Well, wherever I'm living there's no way I can go to someone's home empty-handed. (Remember Goldie Hawn in Private Benjamin? We had the same mother . . .) Mark and I always bring something when we're on our way to a dinner, whether edible, drinkable, readable or playable. There's one thing very strange about the gift relationship here in Brazil, though. You go to a birthday party, for example. You put the gift you've brought onto a pile with the other gifts. But, if the gift isn't opened and gushed over immediately, only rarely do you get a thank-you note or a thank-you phone call. In the States, you spend half your childhood under instructions from your mother not to leave your room until you've written out neatly, Dear Grandma, Thank you for the pretty handkerchief that you gave me for my birthday. I'm sure I will use it well. Or Dear Uncle Morris, Thank you for the $5.00 you sent for my graduation. I'm sure I will use it well. Here it just seems not to be the custom. And what's even worse than the silences after birthday parties are the silences after weddings. Don't take this wrong, dear Brazilian friends, but on several occasions we have been to stores where a marrying couple has enrolled in the wedding registry. We've ordered a desired gift and paid for it. If it's not acknowledged, how do we know it's even been delivered? Are we supposed to ask? Help us here, we're truly in the dark.

Still blooming, after all these years
Now that I've gotten that quibble off my chest, let me add that Brazilians are not just the warmest, most loving, hugging-est people I've ever met, they're also way over the top in their own gift-giving. Plenty of times people have turned up at our house for a casual dinner as if it were Christmas in Bethlehem. We've received our share of beautiful flowering plants, some still alive and flowering, many years later; we've been pleased to receive cases and cases of wine, always very much appreciated, plus scotch, and champagnes of all labels. We've enjoyed lots of homemade goodies, too. Possibly the most original gift was a hand-blown glass swan, blown just hours before its delivery. The worst? Several sets of Brazilian underwear for me. Way too small. Way too uncomfortable. Way too intimate. I re-gifted it, and quickly. Among the gifts that have most touched my heart, though, are those that have come from our cleaning lady. She is forever bringing us vegetables from her garden and strange, exotic fruits plucked right off her own trees. And several times a month her mother — who's never met me, but has some idea I'm too thin — makes something sugary sweet for Dona Bárbara. What more warmth can a person receive?

1 comment:

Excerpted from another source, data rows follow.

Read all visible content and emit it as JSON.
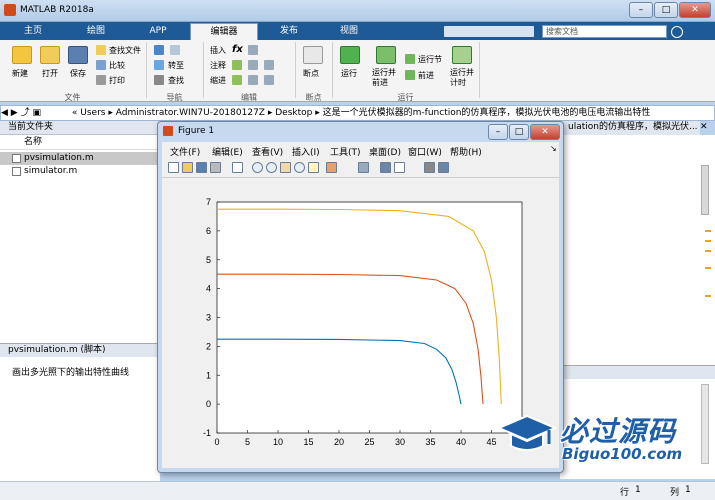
{
  "app": {
    "title": "MATLAB R2018a"
  },
  "tabs": [
    {
      "label": "主页"
    },
    {
      "label": "绘图"
    },
    {
      "label": "APP"
    },
    {
      "label": "编辑器"
    },
    {
      "label": "发布"
    },
    {
      "label": "视图"
    }
  ],
  "search": {
    "placeholder": "搜索文档"
  },
  "ribbon": {
    "file": {
      "new": "新建",
      "open": "打开",
      "save": "保存",
      "find_files": "查找文件",
      "compare": "比较",
      "print": "打印",
      "group": "文件"
    },
    "nav": {
      "goto": "转至",
      "find": "查找",
      "group": "导航"
    },
    "edit": {
      "insert": "插入",
      "comment": "注释",
      "indent": "缩进",
      "fx": "fx",
      "group": "编辑"
    },
    "breakpoints": {
      "label": "断点",
      "group": "断点"
    },
    "run": {
      "run": "运行",
      "run_advance": "运行并\n前进",
      "run_section": "运行节",
      "advance": "前进",
      "run_time": "运行并\n计时",
      "group": "运行"
    }
  },
  "address": {
    "segments": [
      "«",
      "Users",
      "▸",
      "Administrator.WIN7U-20180127Z",
      "▸",
      "Desktop",
      "▸",
      "这是一个光伏模拟器的m-function的仿真程序，模拟光伏电池的电压电流输出特性"
    ]
  },
  "left": {
    "current_folder": "当前文件夹",
    "col_name": "名称",
    "files": [
      {
        "name": "pvsimulation.m"
      },
      {
        "name": "simulator.m"
      }
    ],
    "detail_title": "pvsimulation.m  (脚本)",
    "detail_text": "画出多光照下的输出特性曲线"
  },
  "editor": {
    "header": "ulation的仿真程序，模拟光伏..."
  },
  "status": {
    "row_label": "行",
    "row": "1",
    "col_label": "列",
    "col": "1"
  },
  "figure": {
    "title": "Figure 1",
    "menus": [
      "文件(F)",
      "编辑(E)",
      "查看(V)",
      "插入(I)",
      "工具(T)",
      "桌面(D)",
      "窗口(W)",
      "帮助(H)"
    ]
  },
  "chart_data": {
    "type": "line",
    "xlim": [
      0,
      50
    ],
    "ylim": [
      -1,
      7
    ],
    "xticks": [
      0,
      5,
      10,
      15,
      20,
      25,
      30,
      35,
      40,
      45
    ],
    "yticks": [
      -1,
      0,
      1,
      2,
      3,
      4,
      5,
      6,
      7
    ],
    "series": [
      {
        "color": "#0072bd",
        "x": [
          0,
          10,
          20,
          30,
          34,
          36,
          37.5,
          38.5,
          39.2,
          39.7,
          40.0
        ],
        "y": [
          2.25,
          2.25,
          2.24,
          2.2,
          2.1,
          1.9,
          1.6,
          1.2,
          0.75,
          0.3,
          0.0
        ]
      },
      {
        "color": "#d95319",
        "x": [
          0,
          10,
          20,
          30,
          36,
          39,
          40.8,
          42,
          42.8,
          43.3,
          43.6
        ],
        "y": [
          4.5,
          4.5,
          4.49,
          4.45,
          4.3,
          4.0,
          3.5,
          2.8,
          1.9,
          0.9,
          0.0
        ]
      },
      {
        "color": "#edb120",
        "x": [
          0,
          10,
          20,
          30,
          38,
          42,
          43.8,
          45,
          45.8,
          46.3,
          46.6
        ],
        "y": [
          6.75,
          6.75,
          6.74,
          6.7,
          6.5,
          6.0,
          5.3,
          4.3,
          3.0,
          1.5,
          0.0
        ]
      }
    ]
  },
  "watermark": {
    "cn": "必过源码",
    "en": "Biguo100.com"
  },
  "colors": {
    "tabbar": "#1e5b96",
    "accent": "#0072bd"
  }
}
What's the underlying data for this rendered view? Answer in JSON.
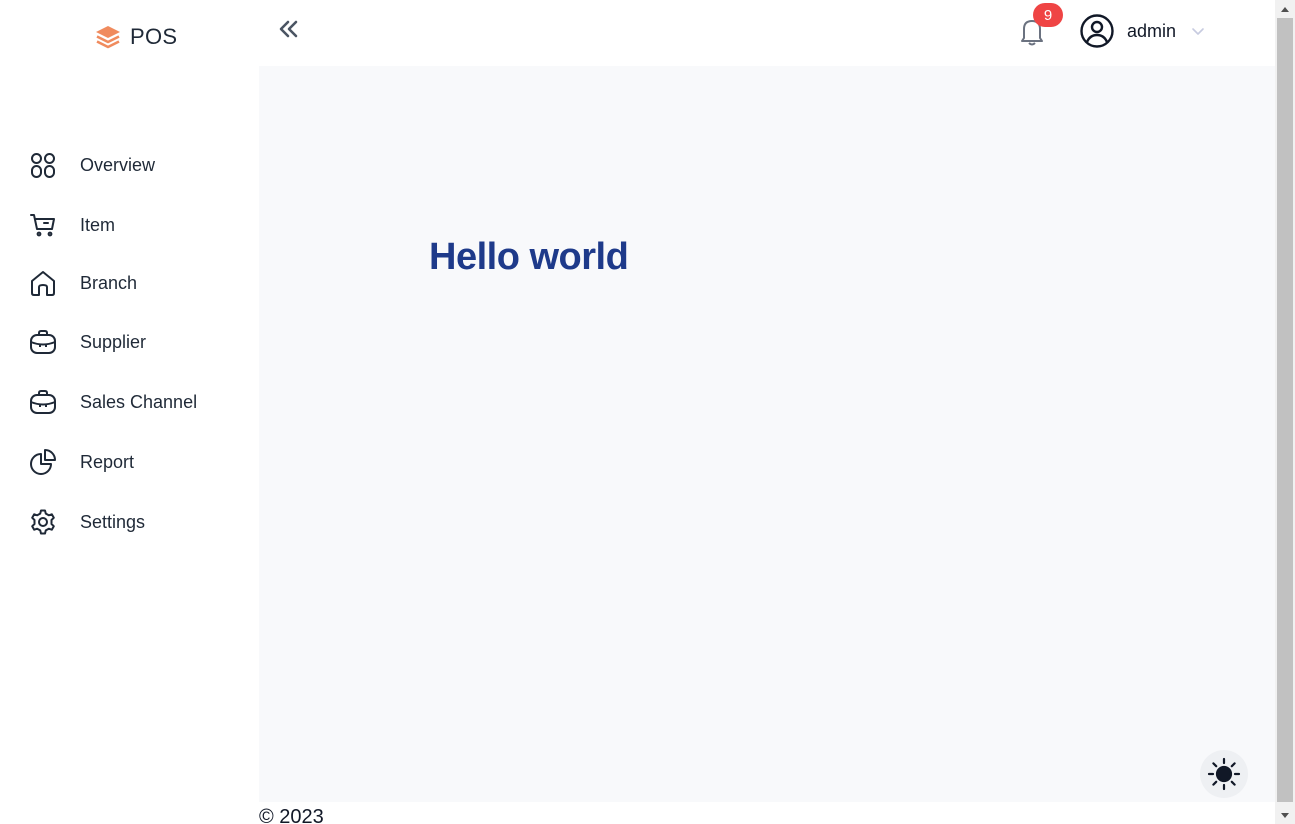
{
  "brand": {
    "name": "POS",
    "icon": "layers-icon",
    "icon_color": "#f08b5e"
  },
  "sidebar": {
    "items": [
      {
        "label": "Overview",
        "icon": "grid-icon"
      },
      {
        "label": "Item",
        "icon": "cart-icon"
      },
      {
        "label": "Branch",
        "icon": "home-icon"
      },
      {
        "label": "Supplier",
        "icon": "briefcase-icon"
      },
      {
        "label": "Sales Channel",
        "icon": "briefcase-icon"
      },
      {
        "label": "Report",
        "icon": "pie-chart-icon"
      },
      {
        "label": "Settings",
        "icon": "gear-icon"
      }
    ]
  },
  "topbar": {
    "collapse_icon": "double-chevron-left-icon",
    "notifications": {
      "icon": "bell-icon",
      "count": "9",
      "badge_color": "#ef4444"
    },
    "user": {
      "name": "admin",
      "icon": "user-circle-icon",
      "dropdown_icon": "chevron-down-icon"
    }
  },
  "main": {
    "heading": "Hello world",
    "heading_color": "#1e3a8a",
    "theme_toggle_icon": "sun-icon"
  },
  "footer": {
    "text": "© 2023"
  }
}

  1. Barbara, first of all, I'm embarrassed for my countrymen for their lack of savoir faire. As far as I am concerned their neglect is at best expression of the disorganization of the wedding planners and at worst just plain rude. As to wether or not this is a constant among us, I cannot say. Therefore I contacted my extended family asking them to tell me about their experiences in this matter. I'll let you know what they say as soon as they respond.